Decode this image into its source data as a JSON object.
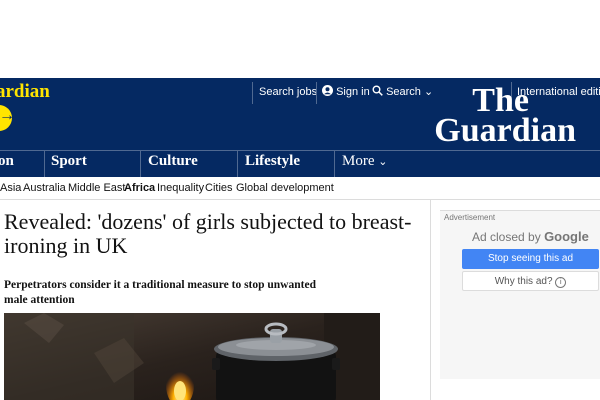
{
  "header": {
    "support_text": "ardian",
    "links": {
      "search_jobs": "Search jobs",
      "sign_in": "Sign in",
      "search": "Search",
      "edition": "International editi"
    },
    "logo_line1": "The",
    "logo_line2": "Guardian"
  },
  "nav": {
    "items": [
      {
        "label": "on"
      },
      {
        "label": "Sport"
      },
      {
        "label": "Culture"
      },
      {
        "label": "Lifestyle"
      },
      {
        "label": "More"
      }
    ]
  },
  "subnav": {
    "items": [
      {
        "label": "Asia"
      },
      {
        "label": "Australia"
      },
      {
        "label": "Middle East"
      },
      {
        "label": "Africa"
      },
      {
        "label": "Inequality"
      },
      {
        "label": "Cities"
      },
      {
        "label": "Global development"
      }
    ]
  },
  "article": {
    "headline": "Revealed: 'dozens' of girls subjected to breast-ironing in UK",
    "standfirst": "Perpetrators consider it a traditional measure to stop unwanted male attention"
  },
  "ad": {
    "label": "Advertisement",
    "closed_prefix": "Ad closed by",
    "closed_brand": "Google",
    "stop_button": "Stop seeing this ad",
    "why_button": "Why this ad?"
  },
  "colors": {
    "brand_blue": "#052962",
    "accent_yellow": "#ffe500",
    "google_blue": "#4285f4"
  }
}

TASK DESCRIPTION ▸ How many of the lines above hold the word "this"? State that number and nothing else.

FINISHED TASK ▸ 3